=== Section Start ===

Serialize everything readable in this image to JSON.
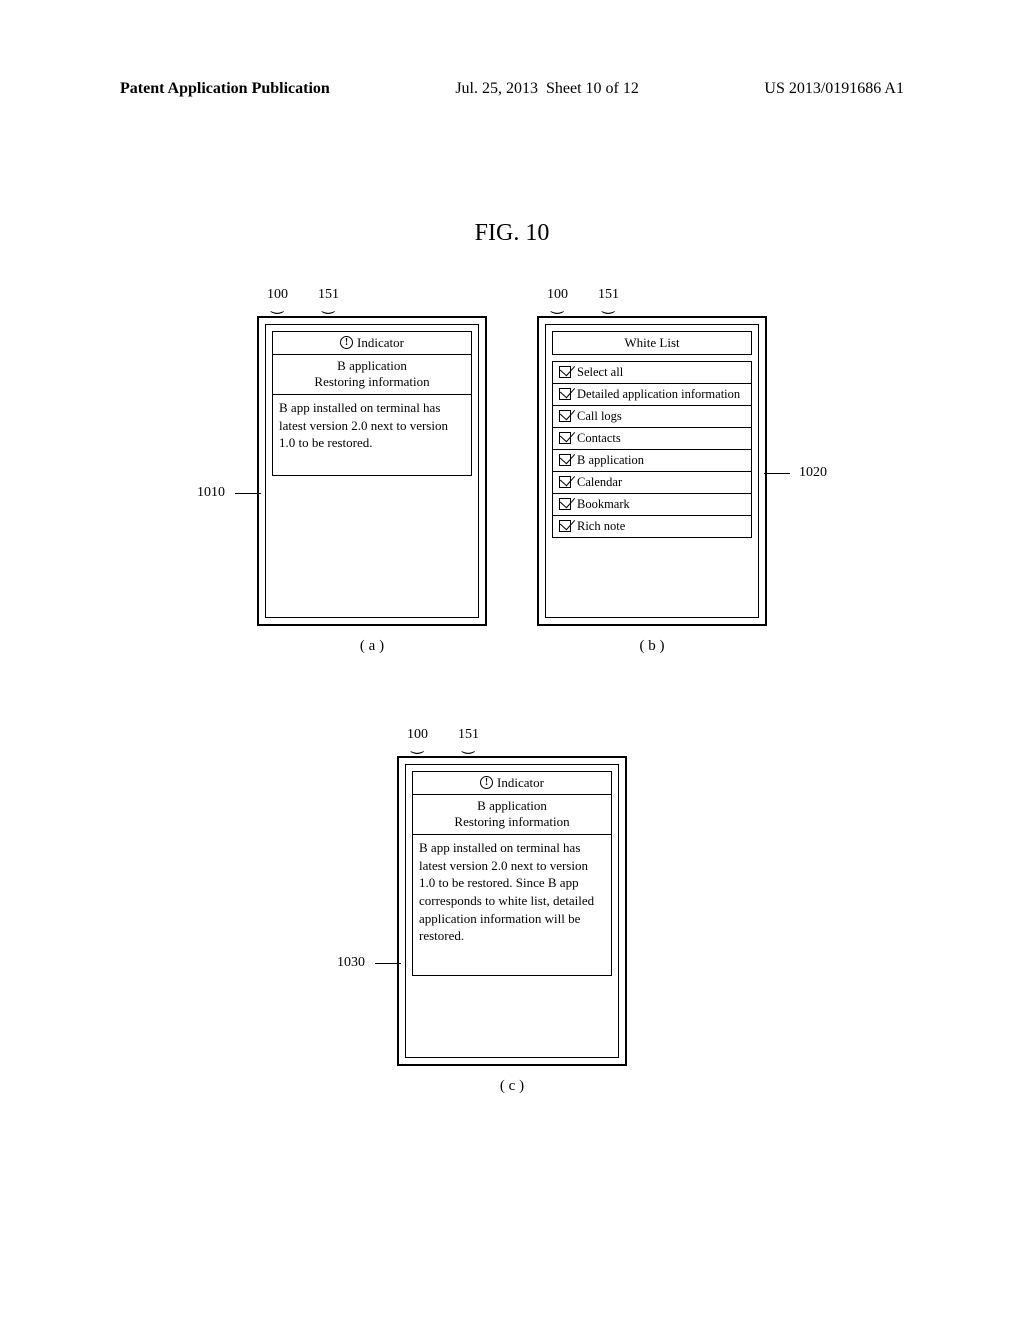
{
  "header": {
    "publication": "Patent Application Publication",
    "date": "Jul. 25, 2013",
    "sheet": "Sheet 10 of 12",
    "pubnum": "US 2013/0191686 A1"
  },
  "fig_title": "FIG. 10",
  "refs": {
    "device_ref": "100",
    "screen_ref": "151",
    "callout_a": "1010",
    "callout_b": "1020",
    "callout_c": "1030"
  },
  "panel_a": {
    "indicator_label": "Indicator",
    "app_title": "B application",
    "subtitle": "Restoring information",
    "body": "B app installed on terminal has latest version 2.0 next to version 1.0 to be restored.",
    "sublabel": "( a )"
  },
  "panel_b": {
    "header": "White List",
    "items": [
      "Select all",
      "Detailed application information",
      "Call logs",
      "Contacts",
      "B application",
      "Calendar",
      "Bookmark",
      "Rich note"
    ],
    "sublabel": "( b )"
  },
  "panel_c": {
    "indicator_label": "Indicator",
    "app_title": "B application",
    "subtitle": "Restoring information",
    "body": "B app installed on terminal has latest version 2.0 next to version 1.0 to be restored. Since B app corresponds to white list, detailed application information will be restored.",
    "sublabel": "( c )"
  }
}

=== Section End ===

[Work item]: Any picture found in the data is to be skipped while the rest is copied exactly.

[Exercise solution]:
Serialize everything readable in this image to JSON.
{
  "header": {
    "publication": "Patent Application Publication",
    "date": "Jul. 25, 2013",
    "sheet": "Sheet 10 of 12",
    "pubnum": "US 2013/0191686 A1"
  },
  "fig_title": "FIG. 10",
  "refs": {
    "device_ref": "100",
    "screen_ref": "151",
    "callout_a": "1010",
    "callout_b": "1020",
    "callout_c": "1030"
  },
  "panel_a": {
    "indicator_label": "Indicator",
    "app_title": "B application",
    "subtitle": "Restoring information",
    "body": "B app installed on terminal has latest version 2.0 next to version 1.0 to be restored.",
    "sublabel": "( a )"
  },
  "panel_b": {
    "header": "White List",
    "items": [
      "Select all",
      "Detailed application information",
      "Call logs",
      "Contacts",
      "B application",
      "Calendar",
      "Bookmark",
      "Rich note"
    ],
    "sublabel": "( b )"
  },
  "panel_c": {
    "indicator_label": "Indicator",
    "app_title": "B application",
    "subtitle": "Restoring information",
    "body": "B app installed on terminal has latest version 2.0 next to version 1.0 to be restored. Since B app corresponds to white list, detailed application information will be restored.",
    "sublabel": "( c )"
  }
}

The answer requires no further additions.